━━━━━ Provided data

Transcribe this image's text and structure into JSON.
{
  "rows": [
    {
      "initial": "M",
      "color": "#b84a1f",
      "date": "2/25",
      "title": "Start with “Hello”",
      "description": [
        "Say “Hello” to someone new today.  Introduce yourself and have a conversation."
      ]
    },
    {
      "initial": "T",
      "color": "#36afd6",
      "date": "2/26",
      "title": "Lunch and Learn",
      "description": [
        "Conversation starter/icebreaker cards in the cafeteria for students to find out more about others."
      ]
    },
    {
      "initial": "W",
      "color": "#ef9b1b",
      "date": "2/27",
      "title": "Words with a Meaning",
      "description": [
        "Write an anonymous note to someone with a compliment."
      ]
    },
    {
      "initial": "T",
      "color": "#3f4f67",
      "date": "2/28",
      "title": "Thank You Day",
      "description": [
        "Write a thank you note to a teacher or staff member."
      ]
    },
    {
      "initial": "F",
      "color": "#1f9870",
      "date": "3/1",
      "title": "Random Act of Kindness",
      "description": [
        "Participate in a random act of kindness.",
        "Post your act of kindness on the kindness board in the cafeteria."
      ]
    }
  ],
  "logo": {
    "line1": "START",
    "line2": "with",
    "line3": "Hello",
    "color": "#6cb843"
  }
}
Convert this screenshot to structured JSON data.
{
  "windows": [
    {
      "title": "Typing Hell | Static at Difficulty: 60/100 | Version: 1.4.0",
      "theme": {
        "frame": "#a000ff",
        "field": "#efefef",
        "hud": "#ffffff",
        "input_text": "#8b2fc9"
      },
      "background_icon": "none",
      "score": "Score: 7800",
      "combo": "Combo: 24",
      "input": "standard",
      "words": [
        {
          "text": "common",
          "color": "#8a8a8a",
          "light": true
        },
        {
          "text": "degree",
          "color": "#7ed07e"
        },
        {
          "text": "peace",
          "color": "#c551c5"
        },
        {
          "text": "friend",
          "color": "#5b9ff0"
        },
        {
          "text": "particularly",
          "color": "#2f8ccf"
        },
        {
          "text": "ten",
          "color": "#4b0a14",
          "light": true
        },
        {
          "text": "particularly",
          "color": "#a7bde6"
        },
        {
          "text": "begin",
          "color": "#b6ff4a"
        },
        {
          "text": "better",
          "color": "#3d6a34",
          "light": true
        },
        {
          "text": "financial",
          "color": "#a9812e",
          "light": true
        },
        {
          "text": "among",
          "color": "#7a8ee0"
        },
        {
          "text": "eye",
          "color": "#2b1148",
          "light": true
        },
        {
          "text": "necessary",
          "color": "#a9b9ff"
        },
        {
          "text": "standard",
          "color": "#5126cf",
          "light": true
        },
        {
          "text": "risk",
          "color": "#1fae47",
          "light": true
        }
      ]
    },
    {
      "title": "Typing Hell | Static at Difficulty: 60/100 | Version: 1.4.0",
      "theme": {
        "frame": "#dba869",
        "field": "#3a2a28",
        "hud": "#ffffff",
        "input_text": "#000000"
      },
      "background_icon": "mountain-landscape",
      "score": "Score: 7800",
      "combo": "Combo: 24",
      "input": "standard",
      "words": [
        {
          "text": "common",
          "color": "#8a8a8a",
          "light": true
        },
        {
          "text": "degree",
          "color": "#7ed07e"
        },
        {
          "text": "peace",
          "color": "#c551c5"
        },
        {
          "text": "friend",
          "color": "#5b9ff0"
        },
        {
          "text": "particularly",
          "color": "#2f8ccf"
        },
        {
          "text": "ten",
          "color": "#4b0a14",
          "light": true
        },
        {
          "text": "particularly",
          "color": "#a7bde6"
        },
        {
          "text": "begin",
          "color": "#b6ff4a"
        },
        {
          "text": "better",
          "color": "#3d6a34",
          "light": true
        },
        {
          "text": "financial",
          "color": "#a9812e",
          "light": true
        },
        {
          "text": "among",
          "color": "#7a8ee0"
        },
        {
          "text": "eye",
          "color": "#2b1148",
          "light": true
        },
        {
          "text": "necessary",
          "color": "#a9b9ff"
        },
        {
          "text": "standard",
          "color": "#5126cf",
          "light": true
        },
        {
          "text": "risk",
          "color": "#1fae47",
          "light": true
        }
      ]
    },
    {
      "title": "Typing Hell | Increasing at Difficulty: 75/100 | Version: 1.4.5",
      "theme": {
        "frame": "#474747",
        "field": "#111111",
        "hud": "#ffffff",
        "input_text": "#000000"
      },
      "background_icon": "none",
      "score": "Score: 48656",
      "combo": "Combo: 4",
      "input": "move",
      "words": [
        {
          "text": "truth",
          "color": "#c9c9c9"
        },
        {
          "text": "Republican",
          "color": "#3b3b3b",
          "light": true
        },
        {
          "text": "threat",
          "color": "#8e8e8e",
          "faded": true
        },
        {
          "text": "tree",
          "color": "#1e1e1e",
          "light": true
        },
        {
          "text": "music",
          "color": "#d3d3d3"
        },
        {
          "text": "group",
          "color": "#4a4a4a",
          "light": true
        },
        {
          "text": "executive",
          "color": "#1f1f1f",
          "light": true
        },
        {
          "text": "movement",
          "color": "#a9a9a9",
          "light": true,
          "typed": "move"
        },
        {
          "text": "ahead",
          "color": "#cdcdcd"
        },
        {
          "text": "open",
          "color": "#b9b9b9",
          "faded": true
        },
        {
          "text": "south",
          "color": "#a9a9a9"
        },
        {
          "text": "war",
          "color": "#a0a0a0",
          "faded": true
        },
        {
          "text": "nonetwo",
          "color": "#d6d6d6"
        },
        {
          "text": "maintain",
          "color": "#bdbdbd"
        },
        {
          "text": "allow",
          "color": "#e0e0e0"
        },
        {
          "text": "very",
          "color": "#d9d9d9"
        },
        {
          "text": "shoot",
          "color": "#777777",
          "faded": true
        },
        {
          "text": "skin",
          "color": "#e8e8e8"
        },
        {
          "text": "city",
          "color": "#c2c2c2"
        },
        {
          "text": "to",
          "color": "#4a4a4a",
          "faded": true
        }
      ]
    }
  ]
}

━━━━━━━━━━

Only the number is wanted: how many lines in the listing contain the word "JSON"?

▶ **Written solution**: 2